§ **DATA PROVIDED**
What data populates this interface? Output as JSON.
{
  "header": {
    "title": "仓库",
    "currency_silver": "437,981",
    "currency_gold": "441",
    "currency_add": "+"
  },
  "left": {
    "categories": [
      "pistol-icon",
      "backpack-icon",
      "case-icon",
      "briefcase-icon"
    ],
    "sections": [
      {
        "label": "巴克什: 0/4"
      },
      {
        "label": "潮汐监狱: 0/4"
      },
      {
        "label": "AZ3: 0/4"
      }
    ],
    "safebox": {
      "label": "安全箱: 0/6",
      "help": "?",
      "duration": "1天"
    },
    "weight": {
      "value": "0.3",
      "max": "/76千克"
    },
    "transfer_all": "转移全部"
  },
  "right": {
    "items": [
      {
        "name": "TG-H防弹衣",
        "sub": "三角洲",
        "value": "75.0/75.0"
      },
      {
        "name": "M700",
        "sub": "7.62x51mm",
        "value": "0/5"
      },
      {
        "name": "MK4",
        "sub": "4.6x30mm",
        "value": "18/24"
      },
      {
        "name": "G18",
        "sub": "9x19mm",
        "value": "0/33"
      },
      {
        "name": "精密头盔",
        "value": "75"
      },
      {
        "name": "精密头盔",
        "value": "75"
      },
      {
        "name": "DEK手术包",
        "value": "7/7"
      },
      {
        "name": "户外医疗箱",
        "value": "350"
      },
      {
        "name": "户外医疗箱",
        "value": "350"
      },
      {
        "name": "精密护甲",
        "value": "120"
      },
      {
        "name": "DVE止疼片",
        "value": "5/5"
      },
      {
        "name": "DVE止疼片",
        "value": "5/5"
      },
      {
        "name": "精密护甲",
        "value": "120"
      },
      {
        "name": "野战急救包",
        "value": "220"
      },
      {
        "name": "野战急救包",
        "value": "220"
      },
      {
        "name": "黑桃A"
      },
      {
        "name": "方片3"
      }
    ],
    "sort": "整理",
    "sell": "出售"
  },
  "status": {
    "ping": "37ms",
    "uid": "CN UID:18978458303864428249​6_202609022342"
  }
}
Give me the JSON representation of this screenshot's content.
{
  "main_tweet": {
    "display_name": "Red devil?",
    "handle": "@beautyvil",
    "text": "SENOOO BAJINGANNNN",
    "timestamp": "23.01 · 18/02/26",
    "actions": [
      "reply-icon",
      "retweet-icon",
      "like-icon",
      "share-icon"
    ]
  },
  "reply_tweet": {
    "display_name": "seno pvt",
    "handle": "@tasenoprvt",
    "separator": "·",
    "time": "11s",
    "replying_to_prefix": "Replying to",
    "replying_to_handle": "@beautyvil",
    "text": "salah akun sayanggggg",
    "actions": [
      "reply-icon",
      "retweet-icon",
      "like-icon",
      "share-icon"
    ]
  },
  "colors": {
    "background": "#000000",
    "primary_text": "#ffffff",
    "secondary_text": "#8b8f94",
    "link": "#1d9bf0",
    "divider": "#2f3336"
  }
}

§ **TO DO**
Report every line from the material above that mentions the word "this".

§ **REPLY TO THE TASK**
What data populates this interface? Output as JSON.
Give me the JSON representation of this screenshot's content.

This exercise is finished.